It was with some amusement that I noticed the following disclaimer attached to the product description for a forthcoming series of action figures based on characters from Quentin Tarantino's latest opus, "The Hateful Eight": "These action figures are intended to be representations of their movie counterparts, and should not be construed as social or political commentary on the part of the manufacturer."
I was confused as to what the "social or political commentary" might be in selling the figures, which are modeled on the eponymous octet that finds itself trapped in a snowbound hideaway during a Wyoming blizzard. So I took a closer look at each of them and guessed that maybe it had to do with the fact that the Daisy Domergue doll is sporting a shiner.
As one of Tarantino's other creations might put it: "That's a bingo!"
"We did not want anyone to think that a figure means support of a particular issue," NECA's Summer Mullins said in an email when asked about the disclaimer. "For instance, that because one of the characters in the movie is a woman with a black eye, a Daisy action figure means we condone violence against women."
While the idea that a toy manufacturer might "condone violence against women" because it sells a doll from a movie representing a character who has had violence perpetrated against her is, on its face, absurd, NECA had good reason for its preemptive response.
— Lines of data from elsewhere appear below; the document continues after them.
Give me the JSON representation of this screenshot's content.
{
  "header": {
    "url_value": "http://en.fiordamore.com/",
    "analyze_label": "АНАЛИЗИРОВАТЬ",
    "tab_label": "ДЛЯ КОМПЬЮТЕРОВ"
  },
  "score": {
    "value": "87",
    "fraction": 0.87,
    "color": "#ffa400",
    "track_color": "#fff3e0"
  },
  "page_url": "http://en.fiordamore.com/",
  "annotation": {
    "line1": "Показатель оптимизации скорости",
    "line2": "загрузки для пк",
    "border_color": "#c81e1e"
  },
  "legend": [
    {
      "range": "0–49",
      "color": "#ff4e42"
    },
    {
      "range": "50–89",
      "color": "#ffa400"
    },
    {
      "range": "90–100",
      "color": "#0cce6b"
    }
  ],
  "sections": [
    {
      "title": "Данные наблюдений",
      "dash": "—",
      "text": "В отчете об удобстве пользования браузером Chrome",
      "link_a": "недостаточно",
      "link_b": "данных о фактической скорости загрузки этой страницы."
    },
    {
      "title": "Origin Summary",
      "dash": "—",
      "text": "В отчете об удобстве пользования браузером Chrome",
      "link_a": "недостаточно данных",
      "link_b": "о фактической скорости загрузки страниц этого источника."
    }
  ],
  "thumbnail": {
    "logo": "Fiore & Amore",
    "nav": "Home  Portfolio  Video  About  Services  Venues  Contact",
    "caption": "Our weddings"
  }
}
In 2013, a similar line of toys modeled on "Django Unchained" - Tarantino's film about a slave-turned-bounty hunter intent on rescuing his still-enslaved bride - was pulled after people complained about consumers playing with "slave dolls."
And given the response that "The Hateful Eight" has received from certain quarters, it is not unreasonable to think that an effort might be made to cancel this collection, too. Writing at RogerEbert.com, self-professed "Tarantinoista" Laura Bogart - previously a fan of QT's "powerful, self-contained women who are still raw and flawed" - condemned the flick as "hipster misogyny" replete with " 'Grand Theft Auto'-levels" of woman hatred for its portrayal of Domergue (Jennifer Jason Leigh). In a mixed review, Lesley Coffin wrote at the feminist fangirl site the Mary Sue that Domergue's treatment "isn't commentary about misogyny, this just feels like misogyny."
A.O. Scott made a variation of this argument in his review: "At a certain point, the n-word gives way to the b-word as the dominant hateful epithet, and 'The Hateful Eight' mutates from an exploration of racial animus into an orgy of elaborately justified misogyny." Scott's on the right track, though I would dispute his (and others') claim that Tarantino's treatment of Domergue is particularly "misogynistic."
After all, this is a director who has carved off the ear of one man, shown another's kidnapping and rape, carved a swastika into the forehead of a third, and de-limbed a not-insubstantial portion of the Crazy 88. Refusing to treat Domergue, who spends much of her time onscreen absorbing a blow of some sort from her captor John "the Hangman" Ruth (Kurt Russell), as he might a man would constitute its own odd, insidious form of sexism.
This isn't to say her abuse is not unsettling. According to Tarantino, that's by design. "You're supposed to say, 'Oh my God. John Ruth is a brutal bastard!' " he told Variety. "I want your allegiances, to one degree or the other, to shift slightly as the movie goes on, and frankly, depending on where you're coming from."
That "shift" is what Scott is intuiting, and it is very much in keeping with the theme of the film. As I noted in my review, Tarantino's vision of American history and progress is not one in which rights are granted through gauzy oratory and linguistic persuasion, a la Steven Spielberg's "Lincoln." Rather, his America is one where coalitions of convenience come together in a never-ending, always-shifting kaleidoscope of arrangements based on kinship, security and the threat of bloody violence.
On the way to the snowbound Minnie's Haberdashery, we see Northerners band together to keep an eye on Southerners. By film's end, a white Southern racist and a black killer of Confederates have joined forces to take down a multiracial band of outlaws.
The American struggle for equality is not solely one of geography and race, of course. While some have complained about the film's closing moments - during which African-American Major Marquis Warren (Samuel L. Jackson) and white Confederate Chris Mannix (Walton Goggins) lynch gang member Domergue as the camera stays close on her contorted, bruised, bloated, reddened face - it is perfectly in keeping with the film's themes and Tarantino's suspicions about the nature of American society.
It's no accident that the female Domergue's final tormentors are a white racist former Confederate and a black Union soldier, both male and both previously portrayed as adversaries. After all, women wouldn't be guaranteed the franchise in this nation until about a half-century after freed male slaves. Tarantino is, in his own way, cleverly highlighting the shifting nature of subjugation and the ways in which yesterday's victims become today's oppressors and aggressors.
So maybe that doll with the black eye is a social and political comment after all --- just not the sort of comment the easily offended might mistake it to be.